Today’s Post by Joe Farace
If you agree that lighting is one of the key elements that differentiate a good photograph from a snapshot, it’s necessary to understand how to achieve proper exposure. Believe it or not, there was a time when cameras did not have built-in light meters, let alone automatic exposure. In those days, photographers used a hand-held exposure—my choice was a Weston Master V—or relied on the data sheet that was packaged with each roll of film, providing basic exposure guidelines for taking photographs in bright sun, hazy sun, or cloudy conditions.
Another widely used exposure method was based on the film’s ISO rating and the aperture f/16 aka the “Sunny 16” rule that’s just as valid today.
Here’s how it works: To take a photograph in bright sunlight, the camera’s aperture was set to f/16 and the shutter speed is whatever comes closest to the ISO number. For instance, if you were using ISO 200, a sunlight exposure would be f/16 and 1/200 sec or the closest speed.
The ability to tweak exposure, even with today’s sophisticated cameras, can make or break your image quality and content. I’m always surprised at the number of people who don’t care about correct exposure, saying, “I’ll fix it later in Photoshop.” When exposure is concerned there’s only a partial truth to this statement. Adobe Photoshop can become a crutch for sloppy camera work but you still need to be careful in the arena of proper exposure. A digital image that’s too far over or underexposed cannot be completely saved with image editing software.

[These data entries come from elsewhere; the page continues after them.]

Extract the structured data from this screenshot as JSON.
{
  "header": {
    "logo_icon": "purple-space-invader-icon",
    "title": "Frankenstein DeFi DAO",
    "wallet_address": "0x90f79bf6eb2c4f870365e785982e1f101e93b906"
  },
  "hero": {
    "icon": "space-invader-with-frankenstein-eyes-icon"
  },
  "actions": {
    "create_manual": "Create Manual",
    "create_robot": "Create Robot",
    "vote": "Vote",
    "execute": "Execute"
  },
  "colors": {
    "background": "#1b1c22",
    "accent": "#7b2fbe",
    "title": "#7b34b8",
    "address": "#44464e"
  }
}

You can make minor adjustments to automatic exposure settings while shooting, including using the any of the different metering patterns available within the camera. My favorite tool for tweaking exposure is exposure compensation. No matter what camera mode is used, you can shift exposure to satisfy your creative needs to slightly over or underexpose the image using the camera’s exposure compensation control. And take a look at the Histogram from time to time. It’s not a perfect way to determine exposure but it’ll get you in the ballpark.
There are as many ways of achieving a “proper exposure” as there are camera models so give one of these methods a try the next time you’re out shooting. Don’t just accept the camera’s automatic exposure (and then complain about it later) use exposure compensation to make it more than just another snapshot.
If you enjoyed today’s blog post and would like to buy Joe a cup of Earl Grey tea ($2.75, Starbucks has raised the price of Earl Gret), click here.
Along with photographer Barry Staver, Joe is co-author of Better Available Light Digital Photograph that’s now out-of-print but new copies are available from Amazon for $21.49 and used copies are around nine bucks. The Kindle price, for some reason is really high. ($74.95)